* [Source records]
Start of Block

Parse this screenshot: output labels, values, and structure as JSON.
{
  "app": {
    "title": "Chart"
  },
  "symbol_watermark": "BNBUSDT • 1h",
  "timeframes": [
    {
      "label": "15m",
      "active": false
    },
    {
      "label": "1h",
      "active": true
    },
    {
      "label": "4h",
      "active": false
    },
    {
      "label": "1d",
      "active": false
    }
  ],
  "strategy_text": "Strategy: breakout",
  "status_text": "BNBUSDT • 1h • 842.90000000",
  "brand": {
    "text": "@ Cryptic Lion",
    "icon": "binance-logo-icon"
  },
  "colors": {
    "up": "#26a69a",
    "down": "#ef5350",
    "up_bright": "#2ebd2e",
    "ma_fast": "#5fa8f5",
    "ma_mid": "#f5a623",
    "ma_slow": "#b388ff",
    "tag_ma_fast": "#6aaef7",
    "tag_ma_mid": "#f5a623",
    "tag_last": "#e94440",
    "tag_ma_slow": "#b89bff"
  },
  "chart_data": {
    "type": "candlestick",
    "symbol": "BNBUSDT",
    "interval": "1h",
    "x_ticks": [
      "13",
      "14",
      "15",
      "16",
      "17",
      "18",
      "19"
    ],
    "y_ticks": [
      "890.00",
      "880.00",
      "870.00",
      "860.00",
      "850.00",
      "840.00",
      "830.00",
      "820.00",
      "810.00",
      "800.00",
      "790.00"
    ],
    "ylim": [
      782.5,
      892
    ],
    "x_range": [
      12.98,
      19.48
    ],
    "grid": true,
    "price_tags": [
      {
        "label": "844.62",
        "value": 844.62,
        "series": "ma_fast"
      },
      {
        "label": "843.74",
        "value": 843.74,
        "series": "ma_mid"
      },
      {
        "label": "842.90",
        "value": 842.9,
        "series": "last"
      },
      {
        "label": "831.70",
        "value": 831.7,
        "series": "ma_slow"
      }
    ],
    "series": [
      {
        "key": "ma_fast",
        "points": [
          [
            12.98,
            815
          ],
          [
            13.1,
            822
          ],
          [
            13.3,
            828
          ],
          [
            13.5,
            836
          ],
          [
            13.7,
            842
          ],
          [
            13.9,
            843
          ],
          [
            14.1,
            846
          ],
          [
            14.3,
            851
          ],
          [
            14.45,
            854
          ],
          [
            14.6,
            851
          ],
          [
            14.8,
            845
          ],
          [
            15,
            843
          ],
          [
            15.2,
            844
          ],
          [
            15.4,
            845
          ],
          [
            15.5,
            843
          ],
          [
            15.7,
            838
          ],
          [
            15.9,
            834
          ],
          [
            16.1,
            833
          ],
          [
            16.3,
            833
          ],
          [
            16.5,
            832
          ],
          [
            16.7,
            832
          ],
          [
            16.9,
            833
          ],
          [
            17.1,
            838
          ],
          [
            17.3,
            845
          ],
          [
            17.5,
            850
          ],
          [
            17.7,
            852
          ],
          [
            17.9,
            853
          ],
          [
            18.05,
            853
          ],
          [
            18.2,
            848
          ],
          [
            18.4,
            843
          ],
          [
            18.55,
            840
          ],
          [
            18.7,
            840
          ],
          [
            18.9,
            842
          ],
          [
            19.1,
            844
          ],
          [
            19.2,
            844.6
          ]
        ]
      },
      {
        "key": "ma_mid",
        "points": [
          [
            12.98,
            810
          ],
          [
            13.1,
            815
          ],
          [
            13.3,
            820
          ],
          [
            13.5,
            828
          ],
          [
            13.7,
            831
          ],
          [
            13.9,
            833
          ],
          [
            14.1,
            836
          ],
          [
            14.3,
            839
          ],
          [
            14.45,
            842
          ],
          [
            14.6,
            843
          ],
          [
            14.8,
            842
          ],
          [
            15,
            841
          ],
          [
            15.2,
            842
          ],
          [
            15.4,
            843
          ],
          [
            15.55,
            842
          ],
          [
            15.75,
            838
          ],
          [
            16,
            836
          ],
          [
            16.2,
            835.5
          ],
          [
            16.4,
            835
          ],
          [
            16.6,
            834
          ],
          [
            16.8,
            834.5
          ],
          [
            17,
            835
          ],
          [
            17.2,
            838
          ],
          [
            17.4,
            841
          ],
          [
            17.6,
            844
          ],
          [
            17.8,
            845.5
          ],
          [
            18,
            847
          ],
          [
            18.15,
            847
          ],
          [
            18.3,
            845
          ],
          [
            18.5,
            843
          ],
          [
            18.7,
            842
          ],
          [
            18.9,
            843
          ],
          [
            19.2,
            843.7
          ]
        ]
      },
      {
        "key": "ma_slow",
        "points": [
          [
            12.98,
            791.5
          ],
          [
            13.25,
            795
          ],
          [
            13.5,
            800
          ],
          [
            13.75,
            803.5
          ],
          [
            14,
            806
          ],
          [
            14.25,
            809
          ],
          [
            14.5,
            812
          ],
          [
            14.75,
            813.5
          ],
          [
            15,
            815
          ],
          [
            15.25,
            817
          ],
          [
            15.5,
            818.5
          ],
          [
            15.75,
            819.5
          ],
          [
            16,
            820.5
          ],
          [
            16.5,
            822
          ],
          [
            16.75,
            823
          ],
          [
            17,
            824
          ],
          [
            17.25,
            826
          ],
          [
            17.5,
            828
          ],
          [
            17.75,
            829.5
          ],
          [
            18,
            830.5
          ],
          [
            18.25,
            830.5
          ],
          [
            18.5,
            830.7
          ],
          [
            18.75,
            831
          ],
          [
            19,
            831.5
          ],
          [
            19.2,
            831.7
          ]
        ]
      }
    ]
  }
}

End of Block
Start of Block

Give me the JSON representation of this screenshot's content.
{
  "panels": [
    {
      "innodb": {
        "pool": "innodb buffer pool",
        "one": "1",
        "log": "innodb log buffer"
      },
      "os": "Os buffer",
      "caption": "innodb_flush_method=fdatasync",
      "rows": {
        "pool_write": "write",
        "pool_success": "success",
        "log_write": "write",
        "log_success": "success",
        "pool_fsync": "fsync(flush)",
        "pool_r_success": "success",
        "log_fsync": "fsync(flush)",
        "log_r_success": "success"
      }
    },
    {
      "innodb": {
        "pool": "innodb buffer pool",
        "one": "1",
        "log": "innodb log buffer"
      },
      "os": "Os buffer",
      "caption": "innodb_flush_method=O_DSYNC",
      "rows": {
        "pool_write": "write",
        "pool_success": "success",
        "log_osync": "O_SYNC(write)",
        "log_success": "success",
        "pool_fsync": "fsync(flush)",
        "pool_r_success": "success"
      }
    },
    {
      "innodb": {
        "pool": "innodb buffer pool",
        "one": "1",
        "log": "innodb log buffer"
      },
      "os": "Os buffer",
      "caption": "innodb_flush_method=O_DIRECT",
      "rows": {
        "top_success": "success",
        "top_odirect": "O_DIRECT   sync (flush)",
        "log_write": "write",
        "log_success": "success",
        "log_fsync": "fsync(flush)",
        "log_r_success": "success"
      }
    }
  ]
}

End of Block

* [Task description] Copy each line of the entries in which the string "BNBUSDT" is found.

* [Solution]
  "symbol_watermark": "BNBUSDT • 1h",
  "status_text": "BNBUSDT • 1h • 842.90000000",
    "symbol": "BNBUSDT",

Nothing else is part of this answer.